In his Friday column, Paul Krugman points out that state expenditures for higher ed has fallen by 12 percent over the last five years after adjusting for inflation. Krugman highlights that one result of this disinvestment has been a 70 percent growth in inflation-adjusted tuition at public four-year colleges over the last decade. This got me thinking. Is West Virginia investing enough in high ed? The answer, as we point out in this year’s budget brief, is no.
First, let’s look at our state’s investment in higher education over the last decade. As the chart below shows, state investment in higher education declined significantly over the last 10 years – decreasing by about 11 percent after adjusting for inflation. This is only one percentage point below the 12 percent that Krugman cites in his column.
So what about tuition? In 2002, the average tuition at West Virginia’s instate four-year colleges was $2,816 compared to $5,147 in 2011. After adjusting for inflation, this is an increase of about 45 percent over the last decade – not quite the 70 percent that Krugman cites, but noteworthy nonetheless. As the chart below shows, state higher education support per student as fallen by about $2,600 per student over the last decade after adjusting for inflation. What this shows is that the fall off in state support for higher ed is one reason that tuition has grown so dramatically in West Virginia. This is especially troubling given that West Virginia has the lowest share of workers in the country with a college diploma.
So, how can we do better? First, the state will need to reduce the hyper-growth of corrections spending that is crowding out higher education in the budget. This is because higher ed and corrections are both part of the 40 percent of the general revenue budget that is discretionary, unlike like k-12 and Medicaid that are mandatory spending. When one program grows faster than others, it tends to crowd out the revenue that is needed from other programs such as higher ed.
Second, we need to think out of the box (I know, I hate that term too, but it’s Friday) Our sister group in Washington State has one idea that might work. They call it “pay it forward.” It allows “students in public institutions of higher education pay no tuition up-front, in exchange for agreeing to pay 3.0% of their annual income over the next 30 years. In so doing, they “pay forward” the opportunity for future students to do the same.” Sounds promising, but it will definitely take some educating (pun intended) to get policy makers and others around this idea.

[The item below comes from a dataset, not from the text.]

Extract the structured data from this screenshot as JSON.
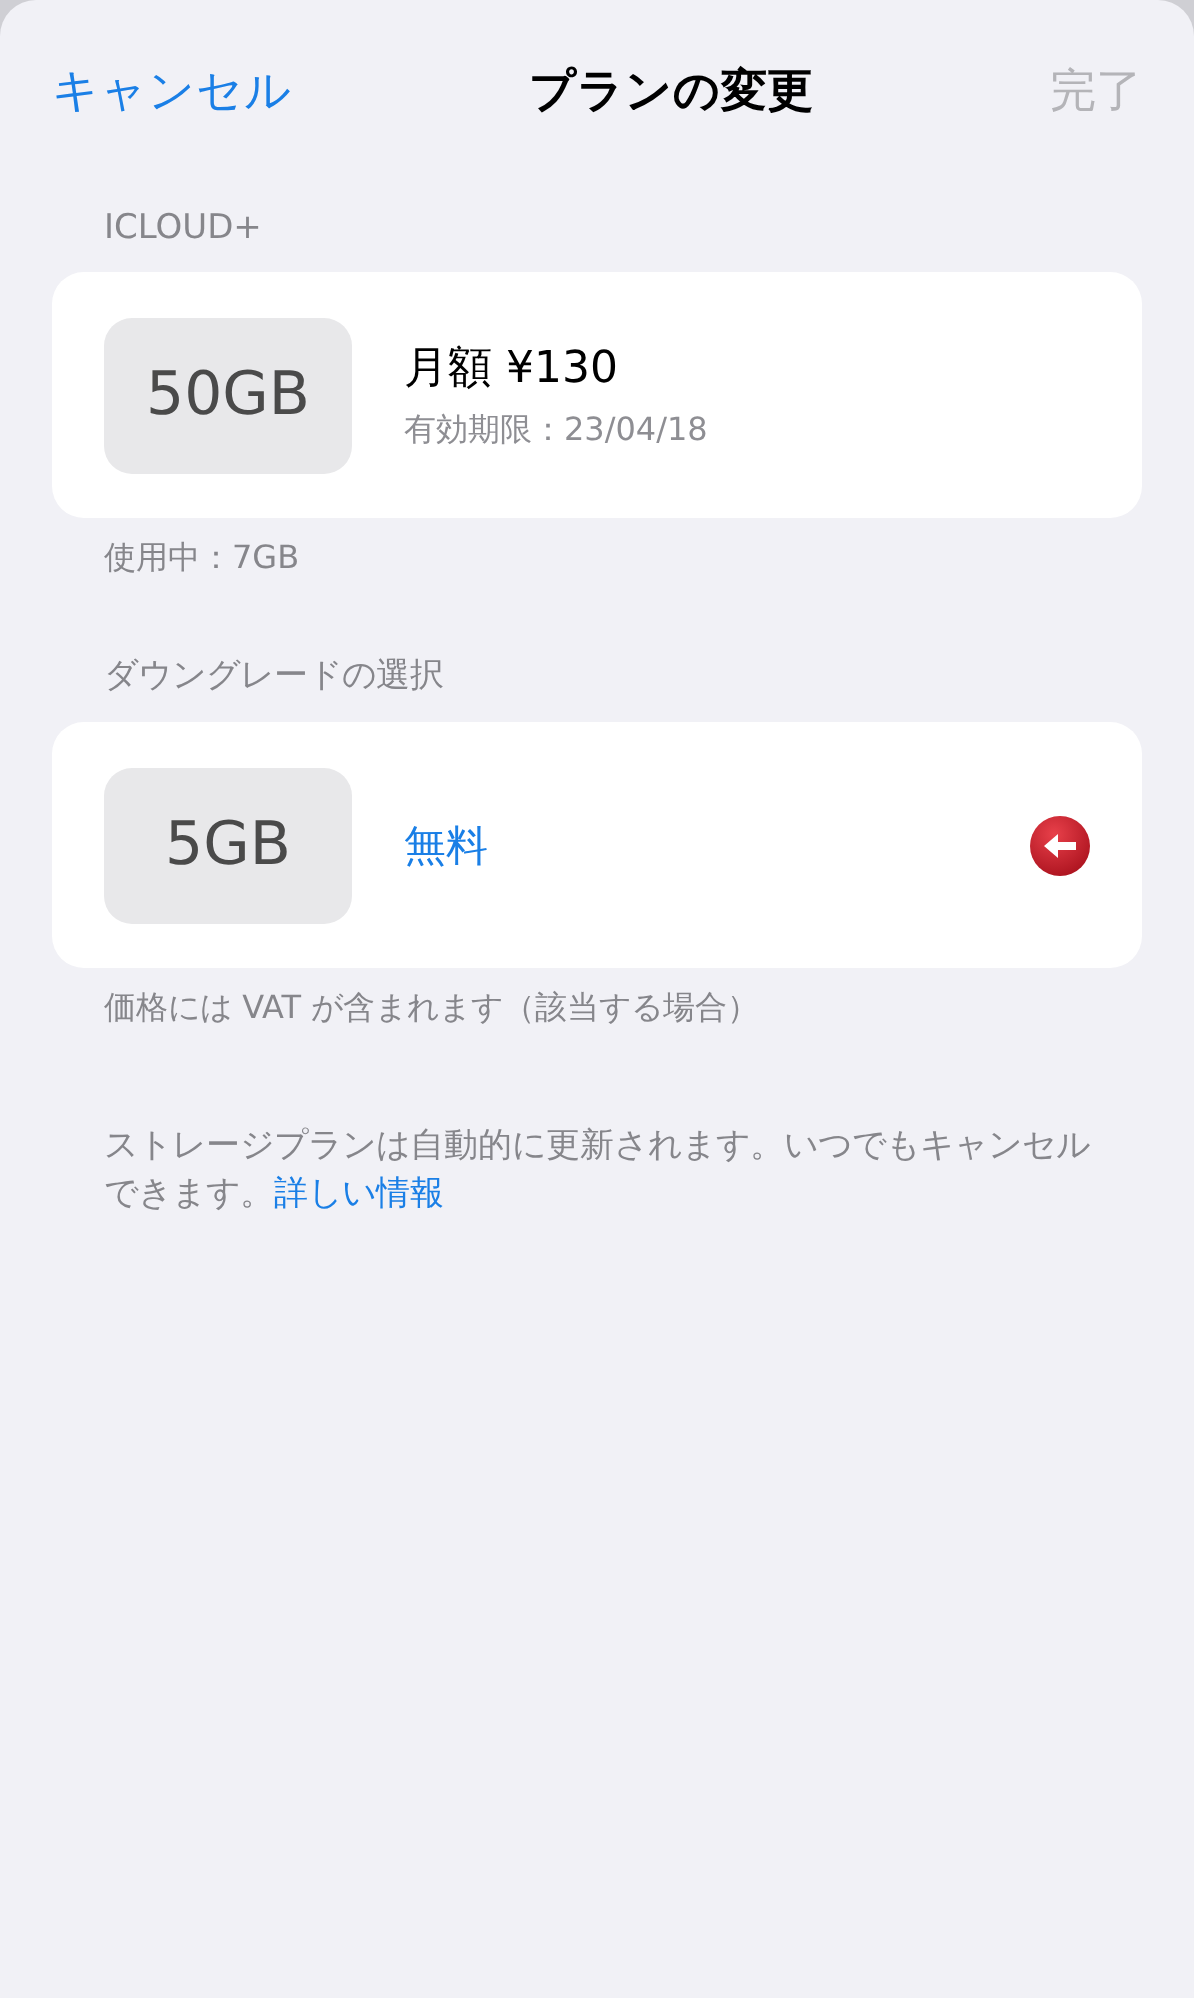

Another option is to get the federal government to close the tuition gap by redirecting tax subsidies to pay for free college education. As Michael Konczal astonishingly points out, we are probably paying more to finance student debt through the federal tax code ($22.7 billion) each year than it would cost to provide free public higher education ($15-$30 billion).
Lastly, the state could simply allocate more funds to higher education institutions. My best guess is that if we could find $300-600 million dollars it would allow the state to make in-state college tuition free. Now that would create a wonderful business climate, unlike some other ideas.
No matter what option we pursue, something needs to happen soon. As Krugman points out, we do not want “ignorance is strength” to be our new state motto.